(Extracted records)
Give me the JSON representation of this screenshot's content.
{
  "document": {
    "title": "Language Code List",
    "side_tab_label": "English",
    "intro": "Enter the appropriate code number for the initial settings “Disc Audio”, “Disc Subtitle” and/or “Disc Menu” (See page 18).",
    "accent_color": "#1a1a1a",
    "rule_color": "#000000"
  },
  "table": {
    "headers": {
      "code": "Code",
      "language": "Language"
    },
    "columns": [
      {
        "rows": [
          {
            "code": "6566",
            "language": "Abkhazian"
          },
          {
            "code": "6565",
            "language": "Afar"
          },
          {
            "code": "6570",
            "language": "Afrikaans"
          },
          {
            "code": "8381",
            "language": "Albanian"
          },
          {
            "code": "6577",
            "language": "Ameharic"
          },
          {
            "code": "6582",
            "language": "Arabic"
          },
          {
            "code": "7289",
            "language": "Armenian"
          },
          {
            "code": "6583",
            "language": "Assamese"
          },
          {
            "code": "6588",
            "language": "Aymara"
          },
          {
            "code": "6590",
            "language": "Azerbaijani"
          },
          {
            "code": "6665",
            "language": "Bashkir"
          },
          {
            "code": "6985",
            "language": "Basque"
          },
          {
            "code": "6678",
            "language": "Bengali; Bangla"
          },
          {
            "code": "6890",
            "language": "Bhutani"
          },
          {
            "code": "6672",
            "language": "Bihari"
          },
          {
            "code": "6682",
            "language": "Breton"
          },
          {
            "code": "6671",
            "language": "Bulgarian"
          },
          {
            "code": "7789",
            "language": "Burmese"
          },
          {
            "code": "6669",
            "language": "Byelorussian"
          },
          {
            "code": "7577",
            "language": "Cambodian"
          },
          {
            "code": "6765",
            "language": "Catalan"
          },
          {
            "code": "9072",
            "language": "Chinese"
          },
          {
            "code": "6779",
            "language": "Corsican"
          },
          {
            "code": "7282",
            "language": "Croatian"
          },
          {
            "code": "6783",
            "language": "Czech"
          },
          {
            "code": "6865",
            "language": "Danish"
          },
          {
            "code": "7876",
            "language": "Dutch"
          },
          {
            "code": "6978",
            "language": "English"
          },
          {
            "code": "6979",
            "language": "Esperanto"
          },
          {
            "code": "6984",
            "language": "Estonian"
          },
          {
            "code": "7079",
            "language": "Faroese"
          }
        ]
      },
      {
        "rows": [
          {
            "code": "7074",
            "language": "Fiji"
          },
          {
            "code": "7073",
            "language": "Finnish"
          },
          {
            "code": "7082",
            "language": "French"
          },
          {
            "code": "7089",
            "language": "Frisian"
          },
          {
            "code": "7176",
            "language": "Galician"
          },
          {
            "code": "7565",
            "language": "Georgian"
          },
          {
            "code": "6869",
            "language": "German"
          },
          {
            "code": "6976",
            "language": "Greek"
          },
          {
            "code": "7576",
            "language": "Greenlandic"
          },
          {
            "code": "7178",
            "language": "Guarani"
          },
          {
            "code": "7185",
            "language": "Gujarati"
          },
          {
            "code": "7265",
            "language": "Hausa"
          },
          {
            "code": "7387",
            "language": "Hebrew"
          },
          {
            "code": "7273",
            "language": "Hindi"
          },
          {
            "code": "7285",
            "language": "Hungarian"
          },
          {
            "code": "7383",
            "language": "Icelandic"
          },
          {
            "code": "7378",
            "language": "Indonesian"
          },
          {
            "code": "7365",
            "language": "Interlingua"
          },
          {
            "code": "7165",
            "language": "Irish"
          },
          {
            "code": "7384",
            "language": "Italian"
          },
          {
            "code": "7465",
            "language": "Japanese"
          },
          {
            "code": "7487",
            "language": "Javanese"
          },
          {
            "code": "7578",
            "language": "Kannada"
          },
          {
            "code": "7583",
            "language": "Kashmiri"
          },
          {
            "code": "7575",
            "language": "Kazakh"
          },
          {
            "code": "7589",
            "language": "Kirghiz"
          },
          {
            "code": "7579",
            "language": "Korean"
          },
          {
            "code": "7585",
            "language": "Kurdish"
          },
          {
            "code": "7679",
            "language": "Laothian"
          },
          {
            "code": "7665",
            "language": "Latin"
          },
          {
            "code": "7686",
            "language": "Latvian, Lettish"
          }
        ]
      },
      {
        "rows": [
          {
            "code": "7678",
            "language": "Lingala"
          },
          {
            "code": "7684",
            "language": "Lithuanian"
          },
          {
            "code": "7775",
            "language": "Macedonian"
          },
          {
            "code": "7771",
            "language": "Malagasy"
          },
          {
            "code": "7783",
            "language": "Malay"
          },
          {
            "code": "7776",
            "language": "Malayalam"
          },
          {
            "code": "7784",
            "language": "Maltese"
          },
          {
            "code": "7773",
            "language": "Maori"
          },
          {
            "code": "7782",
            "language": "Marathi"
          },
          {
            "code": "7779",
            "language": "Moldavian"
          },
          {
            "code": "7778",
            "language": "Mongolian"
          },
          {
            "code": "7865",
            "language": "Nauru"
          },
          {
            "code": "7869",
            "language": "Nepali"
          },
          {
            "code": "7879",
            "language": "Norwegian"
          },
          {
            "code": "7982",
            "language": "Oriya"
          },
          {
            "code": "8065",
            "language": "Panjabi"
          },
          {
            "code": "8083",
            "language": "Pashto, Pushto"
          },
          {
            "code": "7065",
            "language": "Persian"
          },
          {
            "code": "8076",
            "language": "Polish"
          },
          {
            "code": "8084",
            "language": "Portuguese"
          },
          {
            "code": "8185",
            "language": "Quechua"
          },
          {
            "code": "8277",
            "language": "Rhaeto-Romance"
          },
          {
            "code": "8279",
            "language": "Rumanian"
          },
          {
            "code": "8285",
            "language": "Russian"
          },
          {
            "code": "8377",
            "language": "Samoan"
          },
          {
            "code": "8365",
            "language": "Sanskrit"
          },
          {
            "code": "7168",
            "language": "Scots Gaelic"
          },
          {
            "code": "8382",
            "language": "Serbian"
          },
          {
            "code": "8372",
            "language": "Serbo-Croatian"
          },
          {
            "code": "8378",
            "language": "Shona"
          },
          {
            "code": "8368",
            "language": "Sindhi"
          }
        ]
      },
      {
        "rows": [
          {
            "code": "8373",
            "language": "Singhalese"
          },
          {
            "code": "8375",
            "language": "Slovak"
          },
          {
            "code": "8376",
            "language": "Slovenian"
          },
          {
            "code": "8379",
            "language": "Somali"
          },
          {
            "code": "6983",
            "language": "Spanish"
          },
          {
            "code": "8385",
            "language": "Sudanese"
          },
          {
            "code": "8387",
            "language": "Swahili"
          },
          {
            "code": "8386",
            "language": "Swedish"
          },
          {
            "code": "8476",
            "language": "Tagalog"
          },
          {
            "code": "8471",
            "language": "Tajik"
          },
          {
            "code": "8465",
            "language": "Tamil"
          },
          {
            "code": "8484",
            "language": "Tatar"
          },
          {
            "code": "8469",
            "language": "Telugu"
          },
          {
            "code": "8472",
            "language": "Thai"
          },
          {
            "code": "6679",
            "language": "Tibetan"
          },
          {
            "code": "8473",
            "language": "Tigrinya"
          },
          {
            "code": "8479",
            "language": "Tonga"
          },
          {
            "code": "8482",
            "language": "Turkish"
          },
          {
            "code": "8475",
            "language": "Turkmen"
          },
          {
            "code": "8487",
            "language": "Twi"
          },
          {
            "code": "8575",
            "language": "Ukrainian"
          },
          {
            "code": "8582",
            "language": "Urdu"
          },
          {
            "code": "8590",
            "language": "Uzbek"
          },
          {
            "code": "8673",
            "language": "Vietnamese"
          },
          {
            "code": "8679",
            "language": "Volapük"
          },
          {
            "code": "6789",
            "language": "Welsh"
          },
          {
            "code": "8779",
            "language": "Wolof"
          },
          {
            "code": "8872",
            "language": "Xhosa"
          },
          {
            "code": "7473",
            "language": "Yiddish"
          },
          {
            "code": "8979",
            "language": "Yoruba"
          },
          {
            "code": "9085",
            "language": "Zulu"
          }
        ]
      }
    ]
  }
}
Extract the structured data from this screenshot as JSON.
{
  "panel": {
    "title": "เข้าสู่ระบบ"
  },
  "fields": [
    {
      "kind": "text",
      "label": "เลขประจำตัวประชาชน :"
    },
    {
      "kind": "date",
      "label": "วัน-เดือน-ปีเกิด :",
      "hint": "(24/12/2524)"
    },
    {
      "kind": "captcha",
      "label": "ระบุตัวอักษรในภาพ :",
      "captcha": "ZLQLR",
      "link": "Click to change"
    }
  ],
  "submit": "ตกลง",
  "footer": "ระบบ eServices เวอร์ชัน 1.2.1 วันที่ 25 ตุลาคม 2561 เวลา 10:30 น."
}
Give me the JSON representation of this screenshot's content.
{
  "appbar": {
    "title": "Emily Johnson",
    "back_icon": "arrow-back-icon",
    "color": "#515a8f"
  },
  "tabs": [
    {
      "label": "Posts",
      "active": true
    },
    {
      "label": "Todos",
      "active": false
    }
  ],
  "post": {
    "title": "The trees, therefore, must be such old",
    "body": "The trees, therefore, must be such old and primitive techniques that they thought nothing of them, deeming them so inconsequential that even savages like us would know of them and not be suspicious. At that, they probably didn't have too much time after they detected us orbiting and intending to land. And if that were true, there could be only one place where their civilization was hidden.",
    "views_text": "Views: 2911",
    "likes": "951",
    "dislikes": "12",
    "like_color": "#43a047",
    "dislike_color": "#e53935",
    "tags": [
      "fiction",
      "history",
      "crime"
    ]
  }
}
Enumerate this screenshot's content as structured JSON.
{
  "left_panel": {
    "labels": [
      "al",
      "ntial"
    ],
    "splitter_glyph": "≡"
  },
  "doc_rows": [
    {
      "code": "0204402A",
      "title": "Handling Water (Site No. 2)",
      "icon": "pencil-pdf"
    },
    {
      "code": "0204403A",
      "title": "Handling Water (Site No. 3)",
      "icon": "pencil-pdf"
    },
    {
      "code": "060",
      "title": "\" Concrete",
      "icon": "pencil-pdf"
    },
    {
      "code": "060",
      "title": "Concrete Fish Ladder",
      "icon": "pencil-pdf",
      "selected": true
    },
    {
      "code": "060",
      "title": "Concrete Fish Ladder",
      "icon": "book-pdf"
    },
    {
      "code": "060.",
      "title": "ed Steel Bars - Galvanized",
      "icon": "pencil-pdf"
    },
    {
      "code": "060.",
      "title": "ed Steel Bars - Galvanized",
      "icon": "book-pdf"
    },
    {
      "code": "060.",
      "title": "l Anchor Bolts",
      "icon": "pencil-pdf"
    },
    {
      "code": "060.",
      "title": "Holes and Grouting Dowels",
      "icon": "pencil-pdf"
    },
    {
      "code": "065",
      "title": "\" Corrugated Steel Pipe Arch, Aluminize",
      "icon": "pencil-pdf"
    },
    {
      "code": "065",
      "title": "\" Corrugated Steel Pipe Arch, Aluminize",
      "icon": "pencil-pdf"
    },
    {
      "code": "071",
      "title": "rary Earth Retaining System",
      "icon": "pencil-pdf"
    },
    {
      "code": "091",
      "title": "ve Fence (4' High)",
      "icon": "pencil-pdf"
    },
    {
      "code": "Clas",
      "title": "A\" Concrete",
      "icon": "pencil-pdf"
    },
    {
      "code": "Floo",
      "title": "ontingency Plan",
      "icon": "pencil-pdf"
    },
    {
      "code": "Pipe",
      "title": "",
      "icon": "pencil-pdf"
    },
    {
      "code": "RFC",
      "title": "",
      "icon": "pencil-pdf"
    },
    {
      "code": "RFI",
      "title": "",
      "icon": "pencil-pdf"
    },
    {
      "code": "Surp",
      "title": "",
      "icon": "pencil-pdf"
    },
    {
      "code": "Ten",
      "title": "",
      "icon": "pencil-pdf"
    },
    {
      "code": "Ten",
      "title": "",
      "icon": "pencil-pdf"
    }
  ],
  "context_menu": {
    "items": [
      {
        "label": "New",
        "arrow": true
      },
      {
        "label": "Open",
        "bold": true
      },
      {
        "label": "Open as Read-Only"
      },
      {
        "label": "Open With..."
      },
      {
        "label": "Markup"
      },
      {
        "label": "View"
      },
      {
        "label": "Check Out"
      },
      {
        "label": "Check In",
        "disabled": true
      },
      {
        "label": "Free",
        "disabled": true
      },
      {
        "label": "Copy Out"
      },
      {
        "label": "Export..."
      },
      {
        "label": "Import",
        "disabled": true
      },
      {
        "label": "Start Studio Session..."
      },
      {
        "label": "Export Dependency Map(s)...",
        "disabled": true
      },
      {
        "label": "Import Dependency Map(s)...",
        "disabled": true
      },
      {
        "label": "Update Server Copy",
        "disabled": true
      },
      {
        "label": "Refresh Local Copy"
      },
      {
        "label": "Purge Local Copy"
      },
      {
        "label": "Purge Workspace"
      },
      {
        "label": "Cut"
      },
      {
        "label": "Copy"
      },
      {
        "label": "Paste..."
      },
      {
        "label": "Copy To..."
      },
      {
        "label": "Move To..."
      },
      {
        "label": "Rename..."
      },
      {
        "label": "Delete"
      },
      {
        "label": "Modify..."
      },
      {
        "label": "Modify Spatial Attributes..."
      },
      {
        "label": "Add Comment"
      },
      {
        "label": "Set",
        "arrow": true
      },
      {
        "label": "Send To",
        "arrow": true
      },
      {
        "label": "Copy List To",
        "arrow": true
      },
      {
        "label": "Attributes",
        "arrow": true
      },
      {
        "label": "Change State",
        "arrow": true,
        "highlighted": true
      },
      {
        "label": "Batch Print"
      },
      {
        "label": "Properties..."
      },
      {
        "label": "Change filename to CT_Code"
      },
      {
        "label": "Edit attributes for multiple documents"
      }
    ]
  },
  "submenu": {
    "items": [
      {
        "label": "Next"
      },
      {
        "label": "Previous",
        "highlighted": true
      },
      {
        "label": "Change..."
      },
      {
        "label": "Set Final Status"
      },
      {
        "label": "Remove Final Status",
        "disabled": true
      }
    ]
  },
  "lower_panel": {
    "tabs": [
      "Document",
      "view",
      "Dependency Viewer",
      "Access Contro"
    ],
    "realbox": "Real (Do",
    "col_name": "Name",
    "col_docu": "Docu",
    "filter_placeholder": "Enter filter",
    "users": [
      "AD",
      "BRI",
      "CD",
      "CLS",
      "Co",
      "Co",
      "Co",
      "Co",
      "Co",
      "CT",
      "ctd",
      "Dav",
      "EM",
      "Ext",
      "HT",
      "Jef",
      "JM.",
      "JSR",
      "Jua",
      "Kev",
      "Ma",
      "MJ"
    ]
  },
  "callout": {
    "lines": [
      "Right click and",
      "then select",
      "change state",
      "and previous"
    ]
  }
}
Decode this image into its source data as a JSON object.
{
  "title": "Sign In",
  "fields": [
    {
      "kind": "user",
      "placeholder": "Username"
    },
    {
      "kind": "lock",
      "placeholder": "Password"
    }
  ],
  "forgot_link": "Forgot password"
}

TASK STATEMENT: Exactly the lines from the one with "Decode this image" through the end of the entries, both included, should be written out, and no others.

PROBLEM SOLUTION:
Decode this image into its source data as a JSON object.
{
  "title": "Sign In",
  "fields": [
    {
      "kind": "user",
      "placeholder": "Username"
    },
    {
      "kind": "lock",
      "placeholder": "Password"
    }
  ],
  "forgot_link": "Forgot password"
}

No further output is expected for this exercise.